  •      Keeping work areas neat and orderly
  •      Maintaining halls and floors free of slip and trip hazards
  •      Removing of waste materials (e.g., paper, cardboard) and other fire hazards from work areas
  •      Paying attention to important details such as the layout of the whole workplace, aisle marking, the adequacy of storage facilities, and maintenance
And to help meet those goals, workers should consider housekeeping an ongoing task – because while homes can wait for their seasonal cleaning, worksites need constant attention if the people who use them want to stay safe. While you may be thinking that the last thing your worksite needs is a new daily assignment, neglecting housekeeping duties for a day can lead to workers:
  •       tripping over loose objects on floors, stairs and platforms
  •       being hit by falling objects
  •       slipping on greasy, wet or dirty surfaces
  •       striking against projecting, poorly stacked items or misplaced material
  •       cutting, puncturing, or tearing the skin of hands or other parts of the body on projecting nails, wire or steel strapping
On the other hand, sticking to a housekeeping schedule can lead to:
  •       reduced handling to ease the flow of materials
  •       fewer tripping and slipping accidents in clutter-free and spill-free work areas
  •       decreased fire hazards
  •       lower worker exposures to hazardous substances (e.g. dusts, vapours)
  •       better control of tools and materials, including inventory and supplies
  •       more efficient equipment cleanup and maintenance
  •       better hygienic conditions leading to improved health
  •       more effective use of space
  •       reduced property damage by improving preventive maintenance
  •       less janitorial work
  •       improved morale
  •       improved productivity (tools and materials will be easy to find)
Our opinion is that while housekeeping may sound like more work at first, in actuality it’s just a way you and your fellow workers can standardize basic safety procedures at your worksite – and that makes it a necessity!
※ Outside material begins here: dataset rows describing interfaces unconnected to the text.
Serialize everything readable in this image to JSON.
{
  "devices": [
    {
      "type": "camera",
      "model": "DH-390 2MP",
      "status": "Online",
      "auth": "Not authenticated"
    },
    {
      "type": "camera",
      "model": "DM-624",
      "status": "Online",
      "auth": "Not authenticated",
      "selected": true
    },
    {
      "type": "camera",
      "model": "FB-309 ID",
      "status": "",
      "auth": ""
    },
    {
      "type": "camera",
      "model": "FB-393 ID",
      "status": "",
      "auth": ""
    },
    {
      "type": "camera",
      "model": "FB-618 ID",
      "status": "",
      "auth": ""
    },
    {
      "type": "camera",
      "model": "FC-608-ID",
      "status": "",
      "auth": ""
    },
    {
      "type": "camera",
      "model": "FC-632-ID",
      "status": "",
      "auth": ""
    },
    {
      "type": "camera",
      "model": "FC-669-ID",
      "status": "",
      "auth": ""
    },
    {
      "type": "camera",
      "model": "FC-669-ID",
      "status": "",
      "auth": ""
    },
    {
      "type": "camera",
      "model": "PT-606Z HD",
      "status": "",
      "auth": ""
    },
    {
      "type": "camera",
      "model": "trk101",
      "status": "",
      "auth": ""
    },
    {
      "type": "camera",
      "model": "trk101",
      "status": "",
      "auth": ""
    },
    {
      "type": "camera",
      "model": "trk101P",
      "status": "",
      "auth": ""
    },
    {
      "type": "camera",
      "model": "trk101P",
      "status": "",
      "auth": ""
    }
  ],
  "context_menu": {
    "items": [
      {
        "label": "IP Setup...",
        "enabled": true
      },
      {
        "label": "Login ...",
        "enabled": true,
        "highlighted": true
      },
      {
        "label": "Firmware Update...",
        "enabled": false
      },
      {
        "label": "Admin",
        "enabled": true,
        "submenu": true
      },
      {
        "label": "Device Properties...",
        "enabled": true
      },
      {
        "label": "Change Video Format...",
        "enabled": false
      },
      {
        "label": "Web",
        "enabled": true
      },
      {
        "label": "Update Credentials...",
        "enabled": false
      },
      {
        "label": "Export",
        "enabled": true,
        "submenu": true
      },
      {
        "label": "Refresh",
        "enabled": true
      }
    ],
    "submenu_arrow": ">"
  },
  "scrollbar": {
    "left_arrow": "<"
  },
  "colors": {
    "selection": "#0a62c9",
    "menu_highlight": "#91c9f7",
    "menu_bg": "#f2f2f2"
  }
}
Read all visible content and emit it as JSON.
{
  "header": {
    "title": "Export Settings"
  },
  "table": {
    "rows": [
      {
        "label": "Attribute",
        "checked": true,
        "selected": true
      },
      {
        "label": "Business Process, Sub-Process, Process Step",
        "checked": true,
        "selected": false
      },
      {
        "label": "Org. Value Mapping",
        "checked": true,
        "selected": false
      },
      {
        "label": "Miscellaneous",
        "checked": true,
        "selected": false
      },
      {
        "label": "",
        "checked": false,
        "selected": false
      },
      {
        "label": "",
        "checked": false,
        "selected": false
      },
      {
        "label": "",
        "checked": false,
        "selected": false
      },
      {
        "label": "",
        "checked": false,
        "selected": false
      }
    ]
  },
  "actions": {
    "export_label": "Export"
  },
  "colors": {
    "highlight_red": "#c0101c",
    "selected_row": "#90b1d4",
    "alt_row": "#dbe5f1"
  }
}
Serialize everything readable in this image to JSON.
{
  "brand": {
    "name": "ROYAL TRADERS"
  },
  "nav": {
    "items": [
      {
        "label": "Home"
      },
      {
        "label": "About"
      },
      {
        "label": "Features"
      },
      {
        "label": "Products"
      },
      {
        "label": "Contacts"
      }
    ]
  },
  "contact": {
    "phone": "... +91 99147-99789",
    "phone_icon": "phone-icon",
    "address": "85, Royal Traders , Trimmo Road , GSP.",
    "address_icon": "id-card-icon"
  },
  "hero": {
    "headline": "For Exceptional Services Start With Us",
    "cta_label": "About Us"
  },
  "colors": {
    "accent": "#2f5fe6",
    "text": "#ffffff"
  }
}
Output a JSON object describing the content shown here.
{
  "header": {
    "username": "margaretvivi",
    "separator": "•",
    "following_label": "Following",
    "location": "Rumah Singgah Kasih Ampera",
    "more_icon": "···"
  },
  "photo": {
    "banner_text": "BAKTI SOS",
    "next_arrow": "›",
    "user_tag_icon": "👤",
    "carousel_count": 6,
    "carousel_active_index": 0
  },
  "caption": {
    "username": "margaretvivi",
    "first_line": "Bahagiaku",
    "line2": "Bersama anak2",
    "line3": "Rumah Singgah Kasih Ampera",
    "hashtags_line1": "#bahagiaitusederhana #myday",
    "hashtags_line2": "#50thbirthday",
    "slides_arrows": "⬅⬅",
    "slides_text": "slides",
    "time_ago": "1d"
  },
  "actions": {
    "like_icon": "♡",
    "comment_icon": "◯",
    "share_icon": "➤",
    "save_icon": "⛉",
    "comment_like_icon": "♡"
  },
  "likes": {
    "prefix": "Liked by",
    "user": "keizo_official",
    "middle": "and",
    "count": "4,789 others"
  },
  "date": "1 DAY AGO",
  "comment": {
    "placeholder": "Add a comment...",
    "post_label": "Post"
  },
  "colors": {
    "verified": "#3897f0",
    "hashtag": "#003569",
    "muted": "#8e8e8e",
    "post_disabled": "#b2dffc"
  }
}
Want to learn more about worksite housekeeping and about what goes into an effective plan? Visit the Canadian Centre for Occupational Health and Safety’s website and get started on your new and improved worksite’s housekeeping plan!